That cannot happen. This is a story shouted a million times and slayed thousands of times. Buried in plain sight. It is my intent to help drag it into the light. To point to the continuities in power, the links between spiritual and ecological conquest that begin with domestication and continue today. My point is to draw the lines together with our lineage of primal anarchy, the past of outright resistance and its continued struggles, and to help find our place in a living world so that we may join that fight.
This is a story about missionaries. A story about religion and the stories we tell. A story meant to light old flames and new.
A story that is meant to destroy a narrative, exposing its machinery and mechanisms so that we can destroy those too.
Book One focuses on the role of oil in reigniting a post-World War II boom of fossil fuel and fossil fueled expansionism.
It is in that world that two of the largest missionary organizations - New Tribes Mission (now Ethnos 360) and Sylvan Institute of Linguistics/Wycliffe Bible Translators - took root. Driven by smaller planes and a new hunger for expansionist conquest, these home-brewed groups partnered with governments and corporations to reignite the global march of Christian conversion.
And the toll that they have taken is beyond the scope of what any of us can even possibly imagine. Complete decimation of entire cultures. Catastrophic death tolls, relocations, and untold traumas taking place before us now, just as it had been. This book emphasizes the nature of and practices of conquest aimed, intentionally, at the most egalitarian societies to have ever existed: immediate-return hunter-gatherers.
It is a story of genocide, planned and plotted. And one that doesn't end until we end it.

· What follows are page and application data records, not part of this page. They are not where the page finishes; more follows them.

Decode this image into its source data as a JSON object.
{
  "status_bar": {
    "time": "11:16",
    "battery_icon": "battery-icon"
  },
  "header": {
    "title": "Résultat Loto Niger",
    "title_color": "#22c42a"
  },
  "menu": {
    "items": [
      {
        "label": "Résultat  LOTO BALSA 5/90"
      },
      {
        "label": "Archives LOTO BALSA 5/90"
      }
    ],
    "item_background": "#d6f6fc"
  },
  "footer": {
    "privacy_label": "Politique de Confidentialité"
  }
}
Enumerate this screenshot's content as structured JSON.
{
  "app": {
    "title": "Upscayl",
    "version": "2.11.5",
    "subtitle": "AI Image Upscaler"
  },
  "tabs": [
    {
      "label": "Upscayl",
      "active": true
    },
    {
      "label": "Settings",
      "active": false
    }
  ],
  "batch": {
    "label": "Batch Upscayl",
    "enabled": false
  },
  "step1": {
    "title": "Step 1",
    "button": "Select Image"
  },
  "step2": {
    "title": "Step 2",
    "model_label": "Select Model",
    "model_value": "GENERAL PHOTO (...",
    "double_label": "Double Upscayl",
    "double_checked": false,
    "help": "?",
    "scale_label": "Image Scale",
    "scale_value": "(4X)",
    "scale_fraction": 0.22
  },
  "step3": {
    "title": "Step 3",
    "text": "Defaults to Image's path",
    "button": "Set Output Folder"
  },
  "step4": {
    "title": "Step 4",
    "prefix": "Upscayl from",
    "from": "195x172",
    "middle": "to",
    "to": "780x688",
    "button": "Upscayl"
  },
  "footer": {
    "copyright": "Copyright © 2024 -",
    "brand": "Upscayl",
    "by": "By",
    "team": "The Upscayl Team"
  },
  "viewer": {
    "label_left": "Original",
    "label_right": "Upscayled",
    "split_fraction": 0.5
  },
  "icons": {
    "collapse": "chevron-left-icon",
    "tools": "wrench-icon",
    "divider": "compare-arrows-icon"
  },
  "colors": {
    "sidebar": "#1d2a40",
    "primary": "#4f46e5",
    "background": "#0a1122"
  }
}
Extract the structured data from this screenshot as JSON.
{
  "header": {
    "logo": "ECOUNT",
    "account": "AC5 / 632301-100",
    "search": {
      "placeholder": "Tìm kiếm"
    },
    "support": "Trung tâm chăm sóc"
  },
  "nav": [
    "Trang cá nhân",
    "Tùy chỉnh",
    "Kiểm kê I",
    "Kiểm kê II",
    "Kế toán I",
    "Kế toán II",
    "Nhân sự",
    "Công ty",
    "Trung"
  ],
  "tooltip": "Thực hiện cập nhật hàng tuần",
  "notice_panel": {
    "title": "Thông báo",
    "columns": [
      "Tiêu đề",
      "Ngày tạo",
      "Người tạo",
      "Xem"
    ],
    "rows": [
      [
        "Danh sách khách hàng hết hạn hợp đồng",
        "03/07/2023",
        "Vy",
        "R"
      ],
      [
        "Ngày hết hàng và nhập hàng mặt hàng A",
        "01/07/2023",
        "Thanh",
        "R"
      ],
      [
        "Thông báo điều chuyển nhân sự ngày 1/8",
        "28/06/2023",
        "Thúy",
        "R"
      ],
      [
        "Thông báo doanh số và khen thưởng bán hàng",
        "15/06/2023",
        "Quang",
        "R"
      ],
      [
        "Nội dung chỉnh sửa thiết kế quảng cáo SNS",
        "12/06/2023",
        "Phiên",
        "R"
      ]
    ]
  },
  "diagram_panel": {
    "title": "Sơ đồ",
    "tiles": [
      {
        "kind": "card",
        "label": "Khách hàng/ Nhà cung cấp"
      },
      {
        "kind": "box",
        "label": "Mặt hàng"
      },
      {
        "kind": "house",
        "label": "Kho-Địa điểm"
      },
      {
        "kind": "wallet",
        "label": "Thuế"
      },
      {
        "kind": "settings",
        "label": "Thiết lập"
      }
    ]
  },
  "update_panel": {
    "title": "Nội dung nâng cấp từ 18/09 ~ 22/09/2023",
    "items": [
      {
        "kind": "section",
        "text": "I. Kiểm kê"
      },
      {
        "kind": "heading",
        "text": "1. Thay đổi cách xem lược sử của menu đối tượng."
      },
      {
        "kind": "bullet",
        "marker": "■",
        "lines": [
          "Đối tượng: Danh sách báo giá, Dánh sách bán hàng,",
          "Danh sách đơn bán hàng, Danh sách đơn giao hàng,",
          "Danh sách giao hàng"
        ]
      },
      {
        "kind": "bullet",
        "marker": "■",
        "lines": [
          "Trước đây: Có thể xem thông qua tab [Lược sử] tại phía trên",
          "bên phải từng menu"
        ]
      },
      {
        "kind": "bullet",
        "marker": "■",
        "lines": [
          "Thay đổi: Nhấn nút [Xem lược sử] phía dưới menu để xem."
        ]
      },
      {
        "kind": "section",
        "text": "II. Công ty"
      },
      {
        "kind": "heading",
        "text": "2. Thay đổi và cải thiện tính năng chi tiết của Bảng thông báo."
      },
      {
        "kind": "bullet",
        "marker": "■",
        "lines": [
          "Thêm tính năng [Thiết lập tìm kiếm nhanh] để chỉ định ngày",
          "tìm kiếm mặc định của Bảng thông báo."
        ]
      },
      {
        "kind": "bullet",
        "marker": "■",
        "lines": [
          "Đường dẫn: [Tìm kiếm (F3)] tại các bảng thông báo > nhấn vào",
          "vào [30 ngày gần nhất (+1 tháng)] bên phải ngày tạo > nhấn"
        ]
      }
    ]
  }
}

More info to come, but looking for ways to spread the word and to get some of this research out faster, farther and wider. So keep checking back and please help spread the word.